      ==============================
      Let’s review here…we’re talking about how Cashman didn’t really want Soriano, and the people higher in the organization stepped in and did it anyway. I point out that Soriano will be a help, although not a big one. (Which I infer is Cashman’s position too, as it happens.) I get the counter-argument that he was a big help in winning today’s game. To bolster my original argument here, I point out that also helped them lose on Friday and Saturday, to which I get the following:

      LOL
      All Caps.
      An irrelevent point that no one else helped them win those two games, either.

      All posted with an inappropriate tone of triumphalism.

      OK, maybe Scout has a point, so I’ll try to not make things worse in my reply. Anyway…
      ================================
      The issue is not that no one else helped the Yankees win on Friday and Saturday. They issue is that Soriano is a plus, but very likely not a big plus. He helped them win today, and greatly. But he absolutely helped them lose on Friday and Saturday, and the fact that so did everybody else on the team is…oh, how can I put this?…oh, yeah…IRRELEVANT to the discussion of how much Soriano will/will not help the Yanks from here.

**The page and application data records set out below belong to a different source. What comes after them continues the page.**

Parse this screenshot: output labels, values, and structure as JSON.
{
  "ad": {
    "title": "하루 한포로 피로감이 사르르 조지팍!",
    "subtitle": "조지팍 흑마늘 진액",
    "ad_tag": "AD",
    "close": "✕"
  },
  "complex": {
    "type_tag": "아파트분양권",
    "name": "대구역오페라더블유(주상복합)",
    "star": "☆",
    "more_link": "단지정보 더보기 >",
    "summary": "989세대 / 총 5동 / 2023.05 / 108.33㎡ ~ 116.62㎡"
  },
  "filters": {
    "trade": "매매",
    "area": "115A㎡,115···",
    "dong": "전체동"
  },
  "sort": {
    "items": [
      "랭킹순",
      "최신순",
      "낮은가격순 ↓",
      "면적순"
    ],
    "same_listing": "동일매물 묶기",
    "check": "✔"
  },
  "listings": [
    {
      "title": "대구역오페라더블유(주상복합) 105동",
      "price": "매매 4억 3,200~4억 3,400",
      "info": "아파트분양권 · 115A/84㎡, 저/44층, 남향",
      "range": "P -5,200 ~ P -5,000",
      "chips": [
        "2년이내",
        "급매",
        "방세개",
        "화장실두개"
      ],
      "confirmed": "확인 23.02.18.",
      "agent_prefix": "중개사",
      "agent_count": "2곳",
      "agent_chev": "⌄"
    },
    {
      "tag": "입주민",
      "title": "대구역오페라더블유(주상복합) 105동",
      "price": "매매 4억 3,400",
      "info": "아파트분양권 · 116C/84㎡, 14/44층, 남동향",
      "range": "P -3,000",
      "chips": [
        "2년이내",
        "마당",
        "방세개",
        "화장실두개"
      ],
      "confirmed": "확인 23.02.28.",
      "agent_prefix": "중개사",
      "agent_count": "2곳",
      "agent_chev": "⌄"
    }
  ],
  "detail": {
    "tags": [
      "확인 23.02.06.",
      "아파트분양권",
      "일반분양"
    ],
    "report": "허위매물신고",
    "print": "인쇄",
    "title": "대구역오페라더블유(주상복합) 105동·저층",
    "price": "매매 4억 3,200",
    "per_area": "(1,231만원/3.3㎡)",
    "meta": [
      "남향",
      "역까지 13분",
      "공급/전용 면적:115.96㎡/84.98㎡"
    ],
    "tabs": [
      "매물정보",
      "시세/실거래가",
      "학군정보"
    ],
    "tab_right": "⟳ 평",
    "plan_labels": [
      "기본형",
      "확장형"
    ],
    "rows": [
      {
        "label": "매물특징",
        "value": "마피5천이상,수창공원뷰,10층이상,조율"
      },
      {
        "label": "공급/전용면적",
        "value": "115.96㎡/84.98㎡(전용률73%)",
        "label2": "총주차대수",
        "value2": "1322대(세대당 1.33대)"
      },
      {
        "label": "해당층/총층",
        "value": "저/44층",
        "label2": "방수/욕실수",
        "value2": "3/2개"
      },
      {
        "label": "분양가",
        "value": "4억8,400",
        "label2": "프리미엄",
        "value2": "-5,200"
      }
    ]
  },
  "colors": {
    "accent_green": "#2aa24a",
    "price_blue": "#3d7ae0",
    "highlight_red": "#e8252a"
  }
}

      You’re arguing against Rivera himself, Levine, and a decision that put in place 42 saves in 2012 and made a playoff appearance possible. Levine listened to Rivera; Cashman did not, and the decision paid off. Period.

      Well, no, not really.

      Because the cost of losing a top-rank closer is usually not what you think it is, not what most fans think it is.

      Some of the CDS people complained that the Yankee offense in 2012 was obviously too weak to win a title or even a pennant; is it possible that the $12 million could’ve been used to pick up a better hitter for the stretch run and post-season, and that could’ve picked up the slack for Mariano in terms of making the post-season? Or a better starting pitcher?

      Now, I’m not saying that one hitter would’ve made a big difference against Detroit. But it’s possible that the right hitter might have lifted the pressure Cano was obviously feeling, and that, in turn might’ve lifted the pressure on some of the others, and made the series more competitive.

      If you’re going to make the counter-argument that one more hitter wouldn’t have mattered the slightest, tell me this: how much did having a top-rank “backup closer” matter in that four-game sweep?

    12. Evan3457
      July 29th, 2013 | 2:29 am

      Kamieniecki wrote:

      And just like that, a team with huge holes in both its starting rotation and bullpen comes up with a waterproof patch. Suddenly, a question mark becomes an exclamation point. A shaky bullpen becomes one of the best in the league.

      The 2010 Yankees were 3rd in the AL in relief ERA. At the start of the 2011 season, they had Mariano, Robertson, Chamberlain and Logan.

      Then they spent about $14-15 million a year for a 3rd set up man and a 2nd lefty. It wasn’t necessary.

      As I’ve said, it’s OK for Mariano to lobby for more help. It’s not OK to spend $12 million a year for a backup closer/set-up man.

    13. Evan3457
      July 29th, 2013 | 2:30 am

      Tuttle wrote:

      Evan3457 wrote:
      I agree. Having a ton of money coming off the books the season will help in the short run.
      Having Mariano Rivera come off the books is NOT going to help this team. And Sabathia is not coming off the books for years. This is Cashman’s mess; no one else’s.

      Depends if they can replace 90-95% of Mariano at 50% of the cost or less. It’s possible, you know.

      Sabathia is very likely to bounce back and be a good pitcher again, unless he’s hiding a serious injury, which I don’t think he is.

    14. KPOcala
      July 29th, 2013 | 2:51 am

      @ Ricketson: Yeah. What of it? “Tuttle” likes to bait, and I slapped him down. He shoots without bullets. When I write, I write with forty years of watching and studying the game. I’m not trying to “defend” a man who makes three million a year. But for this idiotic hindsight that enables fans to look like “baseball savants”, please…. spare me. Take the time and actually read “Tuttles'” and “Lisaswans'” ridiculous comments, and you should understand my getting fed-up. What, are you “Tuttles” boyfriend or something? And fwiw, I don’t whine, ever.